Orin Kerr’s article, “Fourth Amendment Seizures of Computer Data,” is in the Yale Law Journal, 119:700 2010, and is available online. Here is the abstract:
What does it mean to “seize” computer data for Fourth Amendment purposes? Does copying data amount to a seizure, and if so, when? This Article argues that copying data “seizes” it under the Fourth Amendment when copying occurs without human observation and interrupts the stream of possession or transmission. It offers this position by reaching back to the general purposes of regulating seizures in Fourth Amendment law and then applying those functions to the new environment of computers. The test prevents the government from copying data without regulation and yet also meets and answers the objections that have puzzled scholars and made it difficult to apply the old definition of seizures in the new computer environment.

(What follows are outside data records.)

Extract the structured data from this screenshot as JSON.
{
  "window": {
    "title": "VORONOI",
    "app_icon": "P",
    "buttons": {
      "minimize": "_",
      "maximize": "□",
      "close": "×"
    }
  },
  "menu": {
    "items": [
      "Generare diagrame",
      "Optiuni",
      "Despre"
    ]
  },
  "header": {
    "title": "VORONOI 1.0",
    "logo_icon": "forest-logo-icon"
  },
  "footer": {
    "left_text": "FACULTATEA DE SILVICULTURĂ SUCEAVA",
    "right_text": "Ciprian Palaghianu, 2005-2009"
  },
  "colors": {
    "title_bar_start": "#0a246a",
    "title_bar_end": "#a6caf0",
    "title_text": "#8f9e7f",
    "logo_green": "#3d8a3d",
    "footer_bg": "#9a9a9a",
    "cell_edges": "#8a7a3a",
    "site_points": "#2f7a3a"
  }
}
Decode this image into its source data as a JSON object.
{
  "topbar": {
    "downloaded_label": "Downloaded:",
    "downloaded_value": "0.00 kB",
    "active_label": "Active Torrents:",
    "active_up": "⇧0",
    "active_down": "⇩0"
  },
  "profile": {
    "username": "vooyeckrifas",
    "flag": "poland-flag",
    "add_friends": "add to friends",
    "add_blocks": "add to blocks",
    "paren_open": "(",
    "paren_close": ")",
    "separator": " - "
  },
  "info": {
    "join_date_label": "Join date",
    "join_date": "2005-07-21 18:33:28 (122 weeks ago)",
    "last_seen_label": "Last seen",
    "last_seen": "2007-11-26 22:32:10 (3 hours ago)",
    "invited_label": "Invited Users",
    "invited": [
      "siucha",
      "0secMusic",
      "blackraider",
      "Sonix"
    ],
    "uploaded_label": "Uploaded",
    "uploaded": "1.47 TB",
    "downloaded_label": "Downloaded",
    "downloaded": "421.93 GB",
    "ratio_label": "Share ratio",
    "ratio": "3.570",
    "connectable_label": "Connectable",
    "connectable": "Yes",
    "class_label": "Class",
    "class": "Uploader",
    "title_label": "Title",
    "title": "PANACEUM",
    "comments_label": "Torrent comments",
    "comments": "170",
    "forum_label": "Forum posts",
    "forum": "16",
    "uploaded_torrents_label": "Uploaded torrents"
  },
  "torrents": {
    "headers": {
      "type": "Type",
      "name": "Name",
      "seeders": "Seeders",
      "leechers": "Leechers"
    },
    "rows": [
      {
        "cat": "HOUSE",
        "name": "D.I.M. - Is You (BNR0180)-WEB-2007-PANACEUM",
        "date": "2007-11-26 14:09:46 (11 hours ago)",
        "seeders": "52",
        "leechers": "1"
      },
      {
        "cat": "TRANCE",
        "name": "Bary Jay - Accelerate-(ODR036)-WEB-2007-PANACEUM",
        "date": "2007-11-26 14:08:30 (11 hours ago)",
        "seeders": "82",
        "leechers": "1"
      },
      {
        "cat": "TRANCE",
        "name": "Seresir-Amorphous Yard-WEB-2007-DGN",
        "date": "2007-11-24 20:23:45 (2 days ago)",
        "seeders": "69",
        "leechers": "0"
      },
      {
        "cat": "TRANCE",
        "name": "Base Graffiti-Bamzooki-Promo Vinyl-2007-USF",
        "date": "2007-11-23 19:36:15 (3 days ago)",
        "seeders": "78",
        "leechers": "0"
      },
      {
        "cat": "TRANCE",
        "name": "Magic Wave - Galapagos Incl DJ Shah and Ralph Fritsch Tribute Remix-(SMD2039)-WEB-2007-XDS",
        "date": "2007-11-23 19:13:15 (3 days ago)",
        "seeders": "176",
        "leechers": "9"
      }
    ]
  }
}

This article reflects a change in Orin’s thinking, as he forthrightly notes:
Finally, this Article acknowledges a change in my own thinking. A few years ago, I argued that mere copying should not be considered a Fourth Amendment seizure.8 I acknowledged that copying ordinarily will be regulated by the Fourth Amendment. To my mind, however, copying was at most regulated by the restrictions on searches rather than seizures, and those restrictions were limited to copying that interfered with the operation of the machine from which the copy was made. I have now concluded that my prior approach was wrong. My earlier approach did not recognize the importance of access to data in the regulation of government evidence collection. Further, my earlier approach did not appreciate that a middle ground was possible to avoid some of the overbroad results that seem to follow from labeling copying a seizure. This Article identifies the new middle ground and explains why I now reject my earlier view.